The Truth About Alzheimer’s Disease
Neurodegenerative disease has been surging around the world for the past 30 years. It’s the fastest-growing cause of death and it will soon be the leading cause of death. Alzheimer’s disease alone is taking the lives of 50-100 million people around the world now. Millions will die of the disease this year, while millions more will be diagnosed, misdiagnosed and undiagnosed. The problem is more severe in some countries than others. No one really knows the scope of the epidemic.
A variety of factors can trigger neurodegenerative disease, including genetics, head trauma and neurotoxins. Misinformation and mismanagement are fanning the flames.
Despite millions of deaths, experts suggest that the prevalence of the disease will quadruple by 2050, if not sooner. Unfortunately, there is a growing stack of evidence that Alzheimer’s disease, Parkinson’s disease and other brain diseases are transmissible. Deadly, self-replicating proteins appear to be one of the common threads. Similar proteins appear to be associated with autism and the childhood cases of Creutzfeldt-Jakob disease.

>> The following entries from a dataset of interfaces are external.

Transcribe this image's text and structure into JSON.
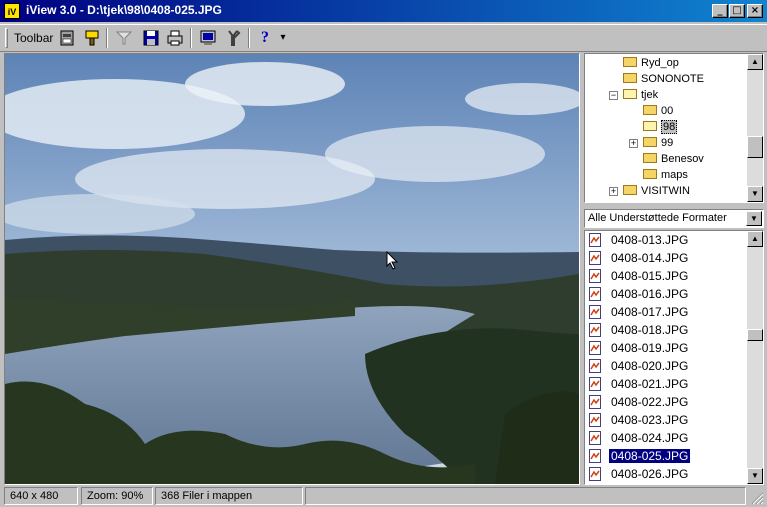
{
  "window": {
    "title": "iView 3.0 - D:\\tjek\\98\\0408-025.JPG",
    "app_icon": "iview-app-icon",
    "minimize_glyph": "_",
    "maximize_glyph": "□",
    "close_glyph": "×"
  },
  "toolbar": {
    "label": "Toolbar",
    "icons": [
      "scanner-icon",
      "paint-brush-icon",
      "funnel-icon",
      "save-icon",
      "print-icon",
      "monitor-icon",
      "tools-icon",
      "help-icon",
      "dropdown-arrow-icon"
    ],
    "help_glyph": "?",
    "dropdown_glyph": "▾"
  },
  "tree": {
    "items": [
      {
        "label": "Ryd_op"
      },
      {
        "label": "SONONOTE"
      },
      {
        "label": "tjek",
        "expander": "−"
      },
      {
        "label": "00"
      },
      {
        "label": "98"
      },
      {
        "label": "99",
        "expander": "+"
      },
      {
        "label": "Benesov"
      },
      {
        "label": "maps"
      },
      {
        "label": "VISITWIN",
        "expander": "+"
      }
    ],
    "selected": "98"
  },
  "filter": {
    "value": "Alle Understøttede Formater",
    "arrow": "▼"
  },
  "files": {
    "items": [
      "0408-013.JPG",
      "0408-014.JPG",
      "0408-015.JPG",
      "0408-016.JPG",
      "0408-017.JPG",
      "0408-018.JPG",
      "0408-019.JPG",
      "0408-020.JPG",
      "0408-021.JPG",
      "0408-022.JPG",
      "0408-023.JPG",
      "0408-024.JPG",
      "0408-025.JPG",
      "0408-026.JPG"
    ],
    "selected": "0408-025.JPG"
  },
  "scroll": {
    "up": "▲",
    "down": "▼"
  },
  "status": {
    "dimensions": "640 x 480",
    "zoom": "Zoom: 90%",
    "file_count": "368 Filer i mappen"
  },
  "colors": {
    "titlebar": "#000080",
    "selection": "#000080",
    "face": "#c0c0c0"
  }
}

The epidemic is worse in some regions of the world than others. Finland and Iceland were at the top of the list just a few years ago. Now, countries in the Middle East and Persian Gulf states have soared to the top of the list.
In the United States, for example, deaths from Alzheimer’s disease increased 71 percent from 2000 to 2013. During that time, deaths from heart disease decreased 14 percent.
Contrary to popular thought, many forms of brain disease are infectious, including Alzheimer’s disease.
“There has been a resurgence of this sort of thinking, because there is now real evidence of the potential transmissibility of Alzheimer’s,” says Thomas Wiesniewski M.D. a prion and Alzheimer’s researcher at New York University School of Medicine.
Dr. Stanley Prusiner, an American neuroscientist from the University of California at San Francisco, earned a Nobel Prize in 1997 for discovering and characterizing prions and prion disease. President Obama awarded Prusiner the National Medal of Science in 2010 to recognize the importance of his research. Important reforms to policies to protect public health, however, have been elusive.
In 2019, Dr. Prusiner confirmed that Alzheimer’s disease and Parkinson’s disease are forms of prion disease. Prion disease also is known as transmissible spongiform encephalopathy (TSE). The operative word is “transmissible.”
There are several factors that can contribute to the acquisition of neurodegenerative disease, including age, nutrition, genetics and exposure to prion pathogens. Many factors are contributing to the epidemic. Prions are now the X factor. As such, neurodegenerative disease is spreading like wildfire. Download our eBook to find out more:
- What foods promote the onset of Alzheimer’s disease and Parkinson’s disease?
- What foods can treat the symptoms of neurodegenerative disease?
- Why are women are contracting neurodegenerative disease at twice the rate of men?
- Is Alzheimer’s a transmissible disease?
- Why is the prevalence of Alzheimer’s disease and Parkinson’s disease much higher in some regions and nations than others?
Industry and government are not accounting for prions or regulating them. They are ignoring the threat completely, which violates the Bioterrorism Preparedness and Response Act of 2002 in the United States. Other nations also are ignoring laws developed to protect food, air, water and citizens.
There are proven strategies to help avert neurodegenerative disease, including smart nutrition, exercise and prion aversion. There is not a cure for prion disease, but smart nutrition can help you avoid the disease and it can ease the symptoms for those who already have it. Preview and order the eBook now to defend yourself and your family.
Gary Chandler is a prion expert. He is the CEO of Crossbow Communications, author of several books and producer of documentaries about health and environmental issues around the world. Chandler is connecting the dots to the global surge in neurodegenerative disease, including Alzheimer’s disease, Parkinson’s disease, Creutzfeldt-Jakob disease, chronic wasting disease and other forms of prion disease.